International Play Reading Festival: Listening to Appointment With gOD
BY Emily Johnson, October 14, 2021
In her introductory remarks before the October 6 Listening Party reading of Appointment With gOD, Ugandan playwright Asiimwe Deborah Kawe compared a US embassy in a developing country to "a temple." It is a place where supplicants come to have their prayers answered by the “unseen forces overseeing visa applications.”
These consuls, or “gODs,” in the parlance of the play, are temperamental, suspicious, and cruel, dispensing commands from their windows.
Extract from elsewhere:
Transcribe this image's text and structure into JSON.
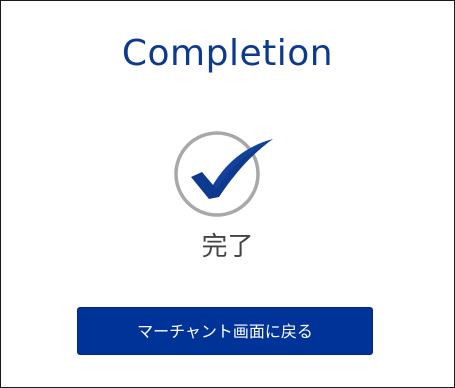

Applicants suffer indignity after indignity, hoping to satisfy the nebulous, complicated requirements of the bureau.
Yet through the warmth and energy of the performers, director Nana Dakin '18, and Kawe herself, Appointment With gOD is rich with humour and humanity, and alive with frustration.
We follow the journey of a young researcher named Kakye (Petrina Ampeire), who is trying to get a visa to attend a conference of young leaders in the United States. She sits in a waiting room with the other hopefuls, who observe each other and exchange tips on how to please the gODs.
The peremptory commands of the ‘angels,’ or guards — "Stand there," "Switch off your phone," "Chin up," "Smile" — are interposed percussively with the voices of chorus, who intone their thoughts as a collective: "We feel naked," "We saw it coming."
One man is turned away a second time for an offense as small as having a cream background for his photo rather than white. The $100 application fee? Nonrefundable.
Kakye forms a tense friendship with her fellow applicant, Achen (Shiro Kihagi), who seems to break all the rules. Achen is fleeing personal tragedy and seeking transformation in the US, where she does intend to stay, though she will not disclose this in her application.
In one of the play’s sweetest moments, managing to be whimsical and tender all at once, Kakye and Achen softly sing "When The Saints Go Marching In," changing the lyrics to "marching out," because they so desire “to be in that number” who go marching out of the office with an approved visa.
Kakye must learn to play the game as best she can, but finds that her self-worth is questioned in the process.
The imagined insufficiency of one’s own country against the hegemonic pull of the US is a prominent theme. Kakye faces rejection because the gODs refuse to believe that she has enough "ties" to her home country to induce her to return, rather than attempting to stay in the US. She has a good job, a compelling project as a researcher working with rural communities, and her mother to care for. But this is, as one gOD pronounces more than once, “not enough.”
The arrogance of these consuls in guarding their figurative border is deeply rooted in racist anxieties of the ‘Other’ infiltrating America. The production does not shy away from the fact that keeping people out has been US policy for decades, featuring damning audio clips from Presidents Bush Jr., Trump, and even Obama: “We simply cannot allow people to pour into the United States…”
These speech clips are one of simple but effective textures that Sound Designer Caroline Eng integrates to bring us as listeners into the world of the embassy, alongside uneasy resonances and the patter of rain.
Appointment With gOD kicks off the fourth year of The Columbia University School of the Arts International Play Reading Festival, and is now available in Podcast form.
The other Festival plays include Nick Mahoca’s The Dark, directed by NJ Agwuna '18, to be performed on October 13, 2021, and This is not a memorized script, this is a well-rehearsed story, written by Dima Mikhayel Matta, and directed by Noelle Ghoussaini, to be performed on October 20, 2021.
You can register here to see Appointment With gOD’s Asiimwe Deborah Kawe in a panel conversation with her fellow playwrights on October 23, 2021, moderated by Festival Co-Founder, Associate Professor David Henry Hwang, Theatre Program.